But on Tuesday, the IRS announced an effort to crack down on tax fraud by corporations that transfer assets among subsidiaries. IRS said they might even notify the police. Most tax professionals say the agency has little chance of succeeding: Valuing intellectual property moved from one country to another is very difficult, and that’s what the argument is about.
This is the fourth year that police in North Miami Beach have been begging the IRS to help stop the fraud, by reviewing electronic filings. No can do. The IRS says they have to get the refunds out quickly, and lots of people who file don’t have a bank account, so they need the Visa cards.
So when the police beg for help four years in a row, the IRS can’t be bothered. But when IRS accountants are engaged in an argument about intellectual property valuations, they’re going to report that to the police?
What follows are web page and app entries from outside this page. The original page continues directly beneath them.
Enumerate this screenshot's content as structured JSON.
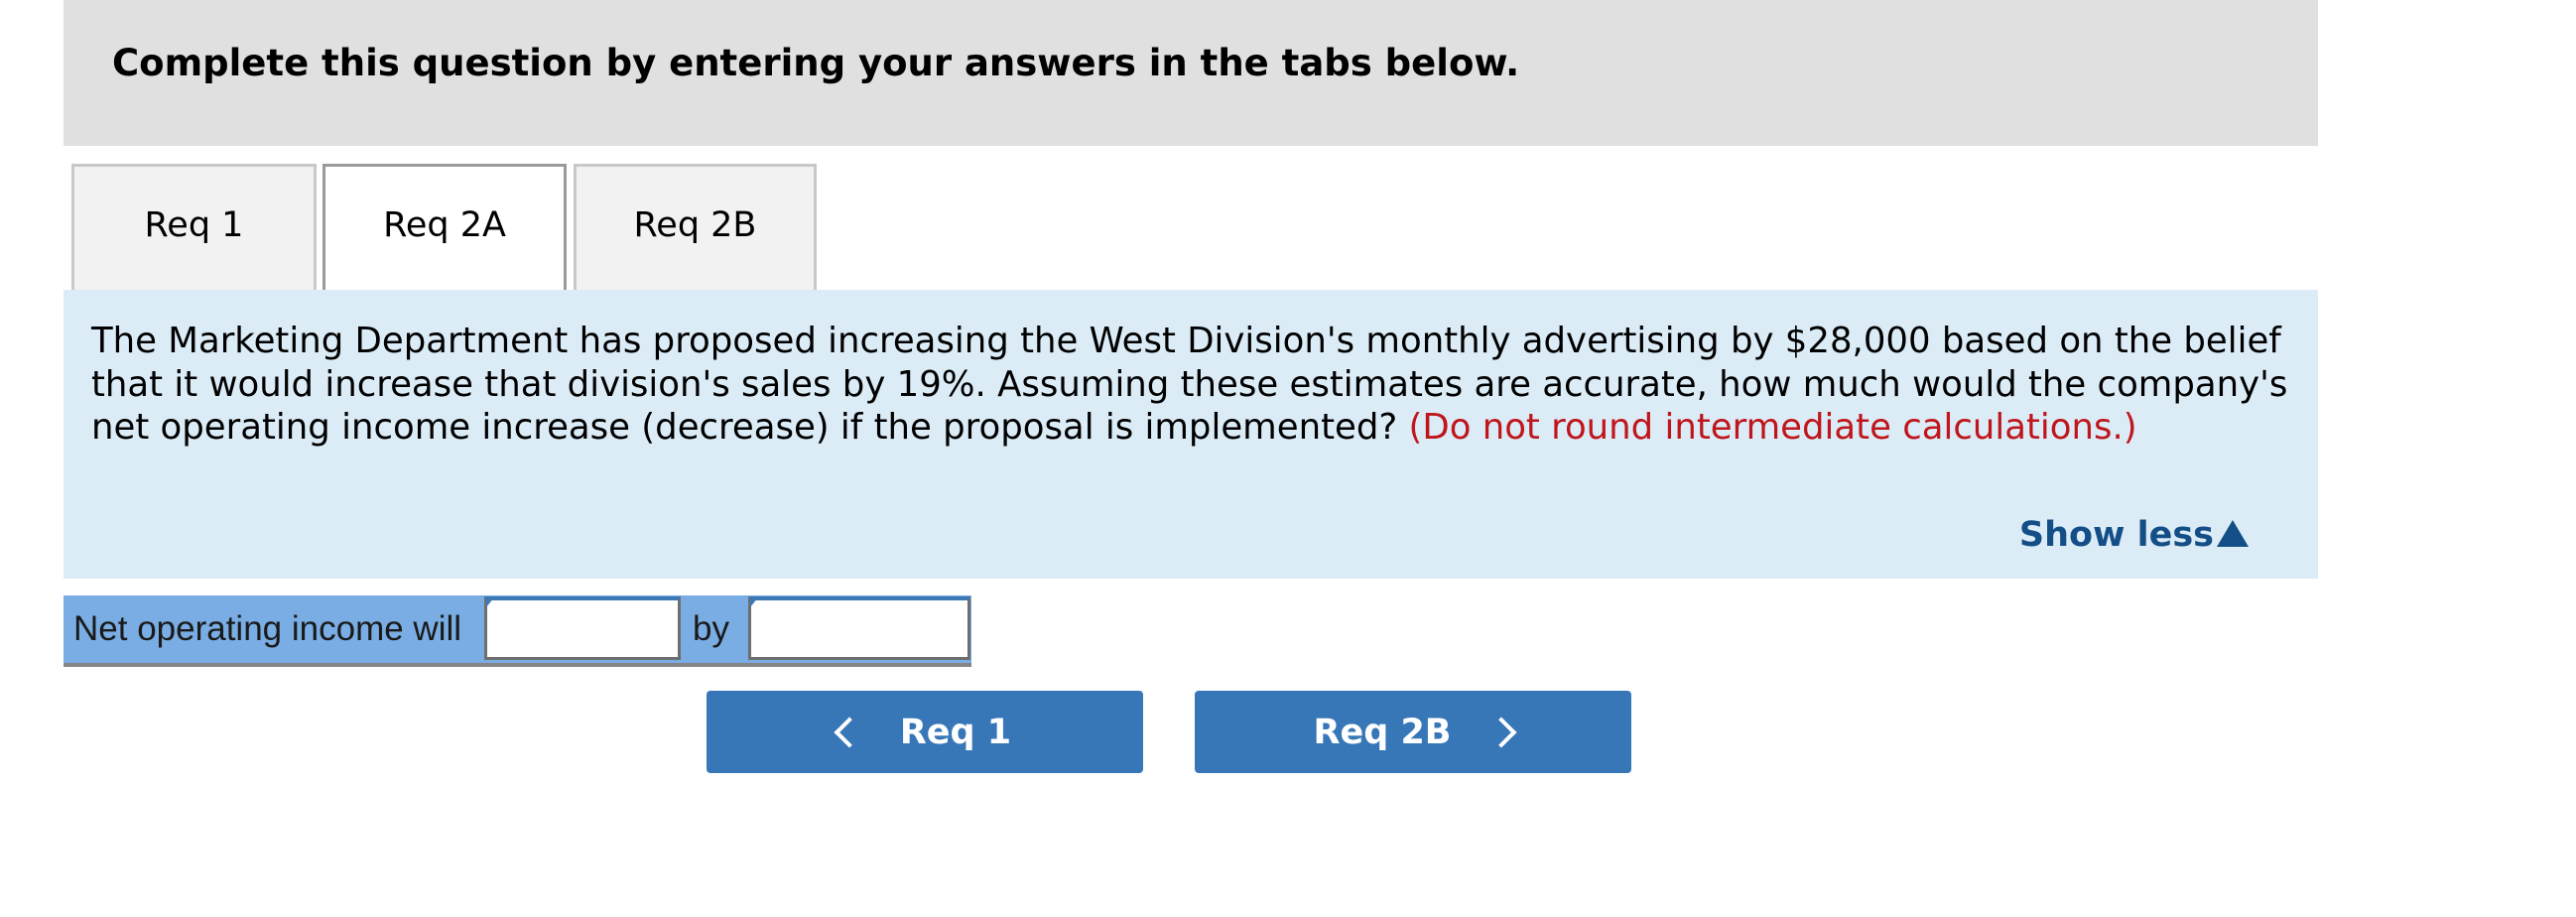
{
  "header": {
    "title": "Complete this question by entering your answers in the tabs below."
  },
  "tabs": [
    {
      "label": "Req 1",
      "active": false
    },
    {
      "label": "Req 2A",
      "active": true
    },
    {
      "label": "Req 2B",
      "active": false
    }
  ],
  "question": {
    "text": "The Marketing Department has proposed increasing the West Division's monthly advertising by $28,000 based on the belief that it would increase that division's sales by 19%. Assuming these estimates are accurate, how much would the company's net operating income increase (decrease) if the proposal is implemented? ",
    "note": "(Do not round intermediate calculations.)",
    "show_less_label": "Show less",
    "show_less_icon": "triangle-up-icon"
  },
  "answer_row": {
    "label": "Net operating income will",
    "direction_value": "",
    "by_label": "by",
    "amount_value": ""
  },
  "nav": {
    "prev_label": "Req 1",
    "prev_icon": "chevron-left-icon",
    "next_label": "Req 2B",
    "next_icon": "chevron-right-icon"
  },
  "colors": {
    "header_bg": "#e0e0e0",
    "panel_bg": "#dbecf7",
    "note_red": "#c0151b",
    "link_blue": "#144e86",
    "answer_row_bg": "#79ade3",
    "button_blue": "#3777b8"
  }
}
Now jump forward a year or two, should the Supreme Court decide that the Commerce Clause is the only part of the Constitution that matters, and uphold Obamacare.
How will this work when the IRS pays a fraudulent medical billing in my name for an operation I never had, but later need? “Sorry, our records show you had that operation three years ago, and it is limited to once in your lifetime.”
They’ll probably report me to the police for fraud. Maybe each old-folks home will have its own police sub-station. Geriatric police officers could arrest us and move us to a different room in the facility. And meanwhile, the career criminals in Florida will still be collecting refunds on all the old folks being investigated by police for medical fraud.
During most of my life, politicians have been very successful in convincing us that the bureaucracy is filled with incompetent, stupid people, and we need the politicians to fix things like this. Vote for me! I’ll fix it!
Well, guess what? We voted for them, but they haven’t fixed it.
Maybe the IRS is simply doing the bidding of its political masters in the executive and Congress. “Get the tax refunds out now! It might help the economy, and if there is fraud it will help the economy all the more! I want to be re-elected!”
Regarding corporations, politicians are a lot like Willie Sutton, who when asked why he robbed banks responded, “Because that’s where the money is!”
Corporations buy influence. Politicians buy re-election ads. And big media pockets the money. You and I pay for it. It’s a nice racket if you live in D.C. and don’t care about the rest of the nation.
But don’t despair! Romney, should he be fortunate enough to be elected, will get those incompetent bureaucrats whipped into shape!